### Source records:
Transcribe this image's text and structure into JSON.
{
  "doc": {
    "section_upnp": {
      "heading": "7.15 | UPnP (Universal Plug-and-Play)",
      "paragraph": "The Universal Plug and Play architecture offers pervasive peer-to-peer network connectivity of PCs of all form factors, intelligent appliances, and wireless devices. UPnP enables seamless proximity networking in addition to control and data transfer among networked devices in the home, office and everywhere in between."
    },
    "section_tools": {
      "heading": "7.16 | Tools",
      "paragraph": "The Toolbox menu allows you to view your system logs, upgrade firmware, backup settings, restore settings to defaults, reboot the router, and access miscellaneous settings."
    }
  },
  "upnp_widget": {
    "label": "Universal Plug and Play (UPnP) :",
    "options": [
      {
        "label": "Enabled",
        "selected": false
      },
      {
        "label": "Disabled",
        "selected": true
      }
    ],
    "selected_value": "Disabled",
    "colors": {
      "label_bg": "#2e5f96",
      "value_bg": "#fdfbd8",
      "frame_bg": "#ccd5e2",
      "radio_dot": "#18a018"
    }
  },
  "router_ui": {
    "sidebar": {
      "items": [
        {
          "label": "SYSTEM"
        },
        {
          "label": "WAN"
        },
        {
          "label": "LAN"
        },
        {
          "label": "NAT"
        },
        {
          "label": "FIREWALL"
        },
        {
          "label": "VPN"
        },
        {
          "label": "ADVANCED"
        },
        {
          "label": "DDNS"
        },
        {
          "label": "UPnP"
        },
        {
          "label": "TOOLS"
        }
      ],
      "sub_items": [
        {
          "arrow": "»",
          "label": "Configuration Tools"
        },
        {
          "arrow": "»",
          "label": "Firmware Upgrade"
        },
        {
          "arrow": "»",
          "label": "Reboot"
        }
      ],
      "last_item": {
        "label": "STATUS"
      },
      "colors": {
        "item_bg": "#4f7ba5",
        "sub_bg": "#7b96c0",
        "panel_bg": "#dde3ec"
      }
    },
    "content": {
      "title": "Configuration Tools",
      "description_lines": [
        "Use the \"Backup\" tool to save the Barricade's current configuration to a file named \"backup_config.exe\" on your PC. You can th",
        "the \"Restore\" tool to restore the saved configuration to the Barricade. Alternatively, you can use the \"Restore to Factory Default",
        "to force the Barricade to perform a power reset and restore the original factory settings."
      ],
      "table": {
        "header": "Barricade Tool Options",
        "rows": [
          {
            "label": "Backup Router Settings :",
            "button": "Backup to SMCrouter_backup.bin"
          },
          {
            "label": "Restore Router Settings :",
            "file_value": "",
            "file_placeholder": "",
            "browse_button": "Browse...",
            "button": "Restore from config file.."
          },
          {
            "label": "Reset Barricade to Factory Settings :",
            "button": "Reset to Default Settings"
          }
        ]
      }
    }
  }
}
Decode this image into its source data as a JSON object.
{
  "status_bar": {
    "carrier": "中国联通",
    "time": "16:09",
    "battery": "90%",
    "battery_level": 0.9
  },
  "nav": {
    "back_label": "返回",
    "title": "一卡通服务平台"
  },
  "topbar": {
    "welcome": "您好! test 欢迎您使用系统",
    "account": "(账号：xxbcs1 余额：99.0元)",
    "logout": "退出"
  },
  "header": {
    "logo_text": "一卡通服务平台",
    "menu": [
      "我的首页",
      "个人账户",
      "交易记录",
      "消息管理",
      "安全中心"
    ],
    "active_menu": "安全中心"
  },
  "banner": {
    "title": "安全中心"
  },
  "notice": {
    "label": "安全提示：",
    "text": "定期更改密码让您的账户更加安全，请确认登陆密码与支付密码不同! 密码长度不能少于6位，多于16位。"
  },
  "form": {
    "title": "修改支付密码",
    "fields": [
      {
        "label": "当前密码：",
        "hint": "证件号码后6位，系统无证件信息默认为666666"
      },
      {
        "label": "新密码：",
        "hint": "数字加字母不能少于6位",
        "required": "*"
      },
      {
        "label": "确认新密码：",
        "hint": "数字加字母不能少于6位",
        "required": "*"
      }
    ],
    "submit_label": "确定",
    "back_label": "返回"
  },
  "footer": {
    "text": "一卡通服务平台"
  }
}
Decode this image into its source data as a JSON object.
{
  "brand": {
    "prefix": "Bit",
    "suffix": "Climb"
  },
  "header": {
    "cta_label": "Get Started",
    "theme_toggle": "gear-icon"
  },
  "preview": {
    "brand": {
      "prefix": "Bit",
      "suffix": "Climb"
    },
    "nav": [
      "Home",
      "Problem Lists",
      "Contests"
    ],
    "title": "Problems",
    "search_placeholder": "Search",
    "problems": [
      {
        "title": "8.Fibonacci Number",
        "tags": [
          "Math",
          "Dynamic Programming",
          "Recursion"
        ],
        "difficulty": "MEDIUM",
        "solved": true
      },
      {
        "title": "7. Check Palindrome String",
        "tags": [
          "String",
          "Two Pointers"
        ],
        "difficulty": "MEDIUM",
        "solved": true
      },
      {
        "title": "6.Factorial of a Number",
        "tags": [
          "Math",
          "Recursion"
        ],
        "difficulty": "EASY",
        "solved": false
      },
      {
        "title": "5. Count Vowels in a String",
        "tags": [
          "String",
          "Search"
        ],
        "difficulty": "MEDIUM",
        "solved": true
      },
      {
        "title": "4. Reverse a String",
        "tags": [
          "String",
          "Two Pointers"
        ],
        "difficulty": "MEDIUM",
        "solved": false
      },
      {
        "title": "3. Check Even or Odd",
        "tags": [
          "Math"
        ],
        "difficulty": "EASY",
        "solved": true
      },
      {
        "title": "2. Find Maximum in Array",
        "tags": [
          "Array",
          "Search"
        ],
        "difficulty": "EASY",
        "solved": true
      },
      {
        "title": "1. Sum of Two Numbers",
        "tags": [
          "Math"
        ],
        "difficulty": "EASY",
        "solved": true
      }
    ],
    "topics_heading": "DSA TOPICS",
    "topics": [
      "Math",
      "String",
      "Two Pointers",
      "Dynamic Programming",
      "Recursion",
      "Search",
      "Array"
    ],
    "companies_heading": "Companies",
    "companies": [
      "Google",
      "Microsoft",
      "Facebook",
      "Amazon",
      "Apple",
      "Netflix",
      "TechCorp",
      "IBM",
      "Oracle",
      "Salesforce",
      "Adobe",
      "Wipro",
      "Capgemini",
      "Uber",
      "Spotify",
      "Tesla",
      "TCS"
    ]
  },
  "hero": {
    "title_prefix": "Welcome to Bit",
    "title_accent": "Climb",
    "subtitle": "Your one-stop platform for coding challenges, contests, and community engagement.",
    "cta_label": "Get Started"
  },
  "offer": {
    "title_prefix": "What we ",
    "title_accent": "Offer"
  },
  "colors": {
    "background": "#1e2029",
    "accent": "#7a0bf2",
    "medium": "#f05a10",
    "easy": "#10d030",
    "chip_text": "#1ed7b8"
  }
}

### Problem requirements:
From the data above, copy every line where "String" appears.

### Written answer:
        "title": "7. Check Palindrome String",
          "String",
        "title": "5. Count Vowels in a String",
          "String",
        "title": "4. Reverse a String",
          "String",
      "String",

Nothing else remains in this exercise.